Return every line of the records that includes the string "Software".
*** SUPPLIED RECORDS Section Begins ***
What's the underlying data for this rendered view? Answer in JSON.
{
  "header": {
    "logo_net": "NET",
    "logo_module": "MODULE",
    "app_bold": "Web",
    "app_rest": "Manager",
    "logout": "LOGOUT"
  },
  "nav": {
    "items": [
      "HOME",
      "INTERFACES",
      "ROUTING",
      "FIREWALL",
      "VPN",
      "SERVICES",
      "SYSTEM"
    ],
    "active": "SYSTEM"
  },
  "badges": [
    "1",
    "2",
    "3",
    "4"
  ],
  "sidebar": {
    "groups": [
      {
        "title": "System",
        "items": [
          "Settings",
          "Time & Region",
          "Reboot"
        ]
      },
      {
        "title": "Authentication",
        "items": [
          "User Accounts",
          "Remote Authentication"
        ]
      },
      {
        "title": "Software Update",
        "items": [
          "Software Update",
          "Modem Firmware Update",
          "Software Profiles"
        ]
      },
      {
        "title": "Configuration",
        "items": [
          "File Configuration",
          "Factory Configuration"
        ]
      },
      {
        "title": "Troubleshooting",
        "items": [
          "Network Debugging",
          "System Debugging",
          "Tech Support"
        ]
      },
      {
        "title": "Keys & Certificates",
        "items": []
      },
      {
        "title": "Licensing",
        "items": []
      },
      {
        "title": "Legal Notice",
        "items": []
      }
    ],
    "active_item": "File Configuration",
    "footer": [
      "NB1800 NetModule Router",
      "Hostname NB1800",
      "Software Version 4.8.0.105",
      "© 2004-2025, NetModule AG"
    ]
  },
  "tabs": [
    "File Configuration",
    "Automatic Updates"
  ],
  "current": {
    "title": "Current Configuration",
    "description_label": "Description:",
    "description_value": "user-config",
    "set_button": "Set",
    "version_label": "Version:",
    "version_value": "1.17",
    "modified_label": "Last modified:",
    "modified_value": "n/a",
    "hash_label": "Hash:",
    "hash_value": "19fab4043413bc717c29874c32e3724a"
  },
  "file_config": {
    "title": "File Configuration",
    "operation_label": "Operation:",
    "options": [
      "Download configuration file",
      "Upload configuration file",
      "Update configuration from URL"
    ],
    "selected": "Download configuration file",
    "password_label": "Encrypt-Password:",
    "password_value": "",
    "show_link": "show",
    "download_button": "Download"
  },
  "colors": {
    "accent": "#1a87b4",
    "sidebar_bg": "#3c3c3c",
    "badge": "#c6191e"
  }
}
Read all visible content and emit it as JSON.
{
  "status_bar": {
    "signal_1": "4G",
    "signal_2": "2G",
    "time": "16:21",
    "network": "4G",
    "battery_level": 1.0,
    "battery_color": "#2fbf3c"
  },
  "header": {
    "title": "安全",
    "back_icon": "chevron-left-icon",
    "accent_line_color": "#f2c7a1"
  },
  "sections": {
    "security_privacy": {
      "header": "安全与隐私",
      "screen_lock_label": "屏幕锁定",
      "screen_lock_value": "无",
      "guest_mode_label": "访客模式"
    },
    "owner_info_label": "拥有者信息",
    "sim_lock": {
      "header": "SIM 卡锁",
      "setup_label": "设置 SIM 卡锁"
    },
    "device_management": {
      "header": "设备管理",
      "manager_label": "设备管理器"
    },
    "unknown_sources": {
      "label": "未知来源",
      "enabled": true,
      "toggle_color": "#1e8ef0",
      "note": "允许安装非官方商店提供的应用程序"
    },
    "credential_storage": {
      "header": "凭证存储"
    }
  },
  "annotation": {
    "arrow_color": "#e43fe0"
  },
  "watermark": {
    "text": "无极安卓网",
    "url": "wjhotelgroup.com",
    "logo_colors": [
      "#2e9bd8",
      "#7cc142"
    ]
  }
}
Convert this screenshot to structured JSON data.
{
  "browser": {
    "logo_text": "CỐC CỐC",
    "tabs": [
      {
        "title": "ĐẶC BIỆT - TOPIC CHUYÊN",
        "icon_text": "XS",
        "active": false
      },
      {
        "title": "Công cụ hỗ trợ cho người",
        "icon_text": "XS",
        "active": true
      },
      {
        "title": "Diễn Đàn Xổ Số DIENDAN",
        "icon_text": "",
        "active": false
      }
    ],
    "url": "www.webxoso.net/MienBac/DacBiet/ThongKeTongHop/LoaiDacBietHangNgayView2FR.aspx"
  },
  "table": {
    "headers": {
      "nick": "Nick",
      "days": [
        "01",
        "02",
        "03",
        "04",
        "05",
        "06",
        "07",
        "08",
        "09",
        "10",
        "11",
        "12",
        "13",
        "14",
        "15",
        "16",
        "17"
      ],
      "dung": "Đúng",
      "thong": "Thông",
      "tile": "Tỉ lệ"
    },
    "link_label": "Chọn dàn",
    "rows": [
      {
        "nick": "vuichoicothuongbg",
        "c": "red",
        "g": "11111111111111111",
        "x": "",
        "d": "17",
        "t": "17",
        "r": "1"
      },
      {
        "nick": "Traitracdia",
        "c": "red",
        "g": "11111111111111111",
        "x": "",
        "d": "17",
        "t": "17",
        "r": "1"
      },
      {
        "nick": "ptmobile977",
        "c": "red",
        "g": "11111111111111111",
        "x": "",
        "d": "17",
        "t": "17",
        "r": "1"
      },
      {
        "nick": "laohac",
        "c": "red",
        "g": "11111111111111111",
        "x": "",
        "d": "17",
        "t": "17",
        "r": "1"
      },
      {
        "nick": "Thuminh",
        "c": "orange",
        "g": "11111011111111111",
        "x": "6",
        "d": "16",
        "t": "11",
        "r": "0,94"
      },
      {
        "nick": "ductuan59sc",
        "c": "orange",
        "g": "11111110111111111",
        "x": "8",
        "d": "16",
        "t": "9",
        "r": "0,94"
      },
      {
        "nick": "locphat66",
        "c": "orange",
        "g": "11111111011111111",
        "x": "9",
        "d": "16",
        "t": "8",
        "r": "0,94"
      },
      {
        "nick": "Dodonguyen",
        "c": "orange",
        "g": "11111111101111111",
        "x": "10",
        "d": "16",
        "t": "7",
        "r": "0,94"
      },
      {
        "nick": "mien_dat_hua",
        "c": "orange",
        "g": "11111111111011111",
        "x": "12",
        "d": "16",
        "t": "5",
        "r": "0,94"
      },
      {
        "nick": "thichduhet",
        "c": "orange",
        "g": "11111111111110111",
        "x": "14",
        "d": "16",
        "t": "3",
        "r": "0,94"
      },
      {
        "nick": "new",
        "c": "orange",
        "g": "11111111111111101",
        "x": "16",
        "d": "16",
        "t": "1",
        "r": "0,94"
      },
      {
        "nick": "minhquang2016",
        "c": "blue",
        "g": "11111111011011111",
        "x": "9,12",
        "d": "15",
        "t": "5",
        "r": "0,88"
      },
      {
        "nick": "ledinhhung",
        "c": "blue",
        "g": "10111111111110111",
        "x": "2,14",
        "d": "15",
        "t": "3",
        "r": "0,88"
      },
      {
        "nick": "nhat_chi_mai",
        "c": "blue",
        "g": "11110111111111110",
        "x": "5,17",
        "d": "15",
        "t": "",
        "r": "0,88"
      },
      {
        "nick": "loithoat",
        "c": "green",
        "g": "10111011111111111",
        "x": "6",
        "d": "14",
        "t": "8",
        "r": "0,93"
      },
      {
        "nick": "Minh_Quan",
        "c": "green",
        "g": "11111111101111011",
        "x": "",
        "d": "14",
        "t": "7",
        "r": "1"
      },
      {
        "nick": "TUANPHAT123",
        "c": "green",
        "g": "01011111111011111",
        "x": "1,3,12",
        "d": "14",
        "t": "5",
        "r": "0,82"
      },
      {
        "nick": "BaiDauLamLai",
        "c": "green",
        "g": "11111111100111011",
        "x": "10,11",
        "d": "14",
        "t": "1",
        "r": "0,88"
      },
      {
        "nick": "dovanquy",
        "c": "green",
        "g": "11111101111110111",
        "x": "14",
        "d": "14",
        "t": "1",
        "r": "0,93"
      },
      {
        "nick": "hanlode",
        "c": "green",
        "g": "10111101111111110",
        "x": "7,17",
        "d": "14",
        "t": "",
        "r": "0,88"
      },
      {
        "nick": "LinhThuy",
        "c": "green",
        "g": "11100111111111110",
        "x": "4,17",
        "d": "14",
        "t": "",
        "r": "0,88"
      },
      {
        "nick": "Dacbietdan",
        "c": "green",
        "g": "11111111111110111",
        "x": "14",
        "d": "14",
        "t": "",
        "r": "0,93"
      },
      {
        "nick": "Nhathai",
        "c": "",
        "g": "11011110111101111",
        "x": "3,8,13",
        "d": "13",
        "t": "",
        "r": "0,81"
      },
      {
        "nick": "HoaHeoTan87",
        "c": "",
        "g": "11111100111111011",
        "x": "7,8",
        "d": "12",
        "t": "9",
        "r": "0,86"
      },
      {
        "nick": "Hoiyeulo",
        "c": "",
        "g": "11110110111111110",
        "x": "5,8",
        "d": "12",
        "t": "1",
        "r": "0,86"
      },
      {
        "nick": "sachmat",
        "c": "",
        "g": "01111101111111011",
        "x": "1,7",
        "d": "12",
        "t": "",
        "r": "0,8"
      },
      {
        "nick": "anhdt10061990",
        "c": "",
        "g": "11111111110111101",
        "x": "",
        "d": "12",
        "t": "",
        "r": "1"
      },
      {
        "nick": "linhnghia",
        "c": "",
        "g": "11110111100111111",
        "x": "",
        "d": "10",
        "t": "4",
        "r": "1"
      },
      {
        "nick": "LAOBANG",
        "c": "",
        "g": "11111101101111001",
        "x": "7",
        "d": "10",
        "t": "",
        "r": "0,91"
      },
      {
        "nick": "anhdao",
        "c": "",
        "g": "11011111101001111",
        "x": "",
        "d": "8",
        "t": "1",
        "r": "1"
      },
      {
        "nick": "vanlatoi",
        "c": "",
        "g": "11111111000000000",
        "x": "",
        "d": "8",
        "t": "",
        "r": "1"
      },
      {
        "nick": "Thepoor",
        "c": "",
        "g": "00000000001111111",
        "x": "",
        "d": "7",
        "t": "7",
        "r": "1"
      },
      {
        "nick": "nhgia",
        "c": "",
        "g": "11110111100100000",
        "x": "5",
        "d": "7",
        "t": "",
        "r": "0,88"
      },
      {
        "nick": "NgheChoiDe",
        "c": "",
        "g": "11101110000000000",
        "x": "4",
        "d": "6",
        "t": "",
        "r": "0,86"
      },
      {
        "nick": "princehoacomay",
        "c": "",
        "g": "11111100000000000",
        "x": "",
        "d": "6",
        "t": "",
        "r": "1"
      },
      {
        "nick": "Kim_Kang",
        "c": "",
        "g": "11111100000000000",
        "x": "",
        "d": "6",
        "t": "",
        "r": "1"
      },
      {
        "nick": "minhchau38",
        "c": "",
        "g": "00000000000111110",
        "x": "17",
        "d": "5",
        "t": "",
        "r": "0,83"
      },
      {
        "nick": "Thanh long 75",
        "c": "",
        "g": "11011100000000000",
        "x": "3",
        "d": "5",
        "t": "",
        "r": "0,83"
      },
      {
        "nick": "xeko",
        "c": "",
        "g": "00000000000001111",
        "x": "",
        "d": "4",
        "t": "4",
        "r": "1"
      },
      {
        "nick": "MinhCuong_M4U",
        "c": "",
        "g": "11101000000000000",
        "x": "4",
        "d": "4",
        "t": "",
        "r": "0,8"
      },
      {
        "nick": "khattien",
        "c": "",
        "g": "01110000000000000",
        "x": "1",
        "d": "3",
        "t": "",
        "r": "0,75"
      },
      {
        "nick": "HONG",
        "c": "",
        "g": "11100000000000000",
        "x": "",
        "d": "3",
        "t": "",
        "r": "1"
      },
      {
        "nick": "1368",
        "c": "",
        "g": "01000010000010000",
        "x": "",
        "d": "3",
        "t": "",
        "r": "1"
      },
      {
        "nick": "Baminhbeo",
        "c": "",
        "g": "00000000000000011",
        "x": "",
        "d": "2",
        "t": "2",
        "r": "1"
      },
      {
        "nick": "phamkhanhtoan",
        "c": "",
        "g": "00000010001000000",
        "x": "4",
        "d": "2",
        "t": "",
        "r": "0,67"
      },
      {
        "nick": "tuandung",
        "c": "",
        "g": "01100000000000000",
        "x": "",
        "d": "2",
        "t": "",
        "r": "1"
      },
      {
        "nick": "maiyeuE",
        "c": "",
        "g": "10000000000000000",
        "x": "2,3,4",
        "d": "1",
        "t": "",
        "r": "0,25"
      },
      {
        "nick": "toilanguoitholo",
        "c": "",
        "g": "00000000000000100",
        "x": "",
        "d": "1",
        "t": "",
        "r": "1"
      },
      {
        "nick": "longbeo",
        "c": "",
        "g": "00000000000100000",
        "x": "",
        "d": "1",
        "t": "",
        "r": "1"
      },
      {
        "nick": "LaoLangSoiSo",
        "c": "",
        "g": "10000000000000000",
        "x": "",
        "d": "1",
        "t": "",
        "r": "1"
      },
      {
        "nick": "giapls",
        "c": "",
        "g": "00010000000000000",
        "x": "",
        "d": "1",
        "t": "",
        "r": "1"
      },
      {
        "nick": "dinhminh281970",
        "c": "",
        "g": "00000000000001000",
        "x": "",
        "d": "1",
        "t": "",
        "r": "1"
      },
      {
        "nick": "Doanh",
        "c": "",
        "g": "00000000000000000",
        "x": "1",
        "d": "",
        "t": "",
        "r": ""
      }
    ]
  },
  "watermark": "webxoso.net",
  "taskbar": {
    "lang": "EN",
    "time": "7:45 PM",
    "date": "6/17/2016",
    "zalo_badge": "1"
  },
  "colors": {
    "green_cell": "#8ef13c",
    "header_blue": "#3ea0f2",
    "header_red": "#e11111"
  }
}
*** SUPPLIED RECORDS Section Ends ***
→ TASK RESULT:
        "title": "Software Update",
          "Software Update",
          "Software Profiles"
      "Software Version 4.8.0.105",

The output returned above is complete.